            <p id="first-paragraph">An ocean is a body of water that composes much of a planet's hydrosphere.</p>
            <p id="second-paragraph">On Earth, an ocean is one of the major conventional divisions of the World Ocean. These are, in descending order by area, the Pacific, Atlantic, Indian, Southern, and Arctic Oceans.</p>
            <button class="button" onclick="seaContent()">Sea</button>
            <button class="button" onclick="mountainContent()">Mountain</button>
        </section>
    </body>
</html>

Here is the output after using JS in our static website to make it dynamic.

Default view

After clicking Mountain button

After clicking Sea button

Understanding the above code

In the above code, we call a function in our HTML file whenever someone clicks on a button and also linked our external JS file using <script> tag. For both buttons, I have created a separate function so that they both give different outputs. In our JS file, we have defined the functions we called while clicking the buttons. Both functions perform a similar task. Just like CSS, JavaScript can access our tags or elements using selectors, ids, and classes.

Here I have used ids because this is what was best for my use case, you can definitely choose a different approach. After getting access to the element, we can change its various properties like content, font-size, color, etc. I have simply changed the text content and the image using innerHTML and src attribute of the elements respectively. Feel free to take this even further and try to add some more content to the webpage rather than just replacing the already present content.


Basic architecture of a webpage

Conclusion of HTML, CSS and JS as a Framework

Just like the internet connects us, these languages combine themselves to make up the websites internet contains. Alone they may achieve something or the other, but together as a framework, they can create wonders. HTML, CSS, and JS are the most basic requirement required to create a webpage and there is nothing on the front-end side of the web which cannot be achieved through a combo of these three. Although to create a much complex website and designs, various other tools are available in the market which saves time and enhances the code readability on the way. Explore them!

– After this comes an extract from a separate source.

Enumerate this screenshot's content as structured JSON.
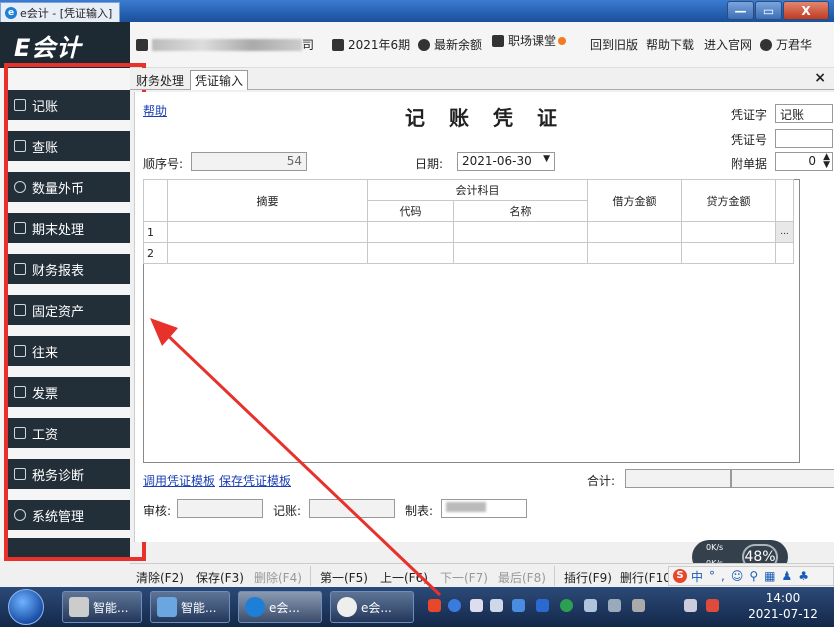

Here are some links to go forward with:
https://www.w3schools.com/
https://angular.io/
https://ionicframework.com/